* [What is being asked]: Copy every line in the records below that contains the word "JSON".

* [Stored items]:
%%

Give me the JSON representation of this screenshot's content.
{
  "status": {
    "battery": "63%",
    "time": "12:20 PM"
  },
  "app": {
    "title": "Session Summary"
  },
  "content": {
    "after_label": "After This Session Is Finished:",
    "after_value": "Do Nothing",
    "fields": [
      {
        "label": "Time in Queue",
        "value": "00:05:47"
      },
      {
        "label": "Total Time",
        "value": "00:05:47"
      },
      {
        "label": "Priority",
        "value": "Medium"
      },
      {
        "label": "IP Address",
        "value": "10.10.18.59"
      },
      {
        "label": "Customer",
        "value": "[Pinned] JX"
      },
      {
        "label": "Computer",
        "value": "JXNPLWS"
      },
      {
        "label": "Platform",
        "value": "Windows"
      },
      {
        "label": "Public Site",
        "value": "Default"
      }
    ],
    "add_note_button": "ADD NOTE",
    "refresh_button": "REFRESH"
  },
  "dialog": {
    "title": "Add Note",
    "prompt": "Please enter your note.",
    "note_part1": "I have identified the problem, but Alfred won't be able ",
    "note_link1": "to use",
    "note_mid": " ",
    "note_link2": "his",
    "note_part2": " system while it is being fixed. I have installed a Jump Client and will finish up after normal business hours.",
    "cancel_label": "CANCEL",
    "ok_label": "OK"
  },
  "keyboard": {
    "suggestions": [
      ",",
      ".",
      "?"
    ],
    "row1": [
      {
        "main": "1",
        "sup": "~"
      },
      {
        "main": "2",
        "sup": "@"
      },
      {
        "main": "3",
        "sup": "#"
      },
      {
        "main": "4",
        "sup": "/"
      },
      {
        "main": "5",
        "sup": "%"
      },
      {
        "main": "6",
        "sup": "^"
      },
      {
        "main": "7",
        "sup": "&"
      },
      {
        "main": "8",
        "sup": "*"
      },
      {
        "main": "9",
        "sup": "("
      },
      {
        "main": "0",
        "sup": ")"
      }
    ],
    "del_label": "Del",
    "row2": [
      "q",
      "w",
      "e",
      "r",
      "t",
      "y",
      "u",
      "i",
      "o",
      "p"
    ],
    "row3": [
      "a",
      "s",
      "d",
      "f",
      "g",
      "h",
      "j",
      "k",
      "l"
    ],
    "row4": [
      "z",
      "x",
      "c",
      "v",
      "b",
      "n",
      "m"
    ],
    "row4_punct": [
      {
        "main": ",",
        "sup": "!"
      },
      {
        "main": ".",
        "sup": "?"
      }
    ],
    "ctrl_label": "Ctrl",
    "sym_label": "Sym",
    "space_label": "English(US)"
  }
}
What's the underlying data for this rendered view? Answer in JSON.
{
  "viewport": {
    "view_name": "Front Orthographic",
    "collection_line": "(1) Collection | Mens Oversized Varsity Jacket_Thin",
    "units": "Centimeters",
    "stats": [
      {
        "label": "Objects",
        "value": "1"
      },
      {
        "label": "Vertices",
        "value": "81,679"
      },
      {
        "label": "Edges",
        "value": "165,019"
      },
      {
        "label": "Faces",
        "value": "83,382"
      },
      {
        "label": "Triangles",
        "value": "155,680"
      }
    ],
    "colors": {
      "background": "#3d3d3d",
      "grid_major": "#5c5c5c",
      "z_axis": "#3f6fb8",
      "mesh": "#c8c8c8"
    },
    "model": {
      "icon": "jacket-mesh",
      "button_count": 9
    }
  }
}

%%

* [Result]:
Give me the JSON representation of this screenshot's content.
What's the underlying data for this rendered view? Answer in JSON.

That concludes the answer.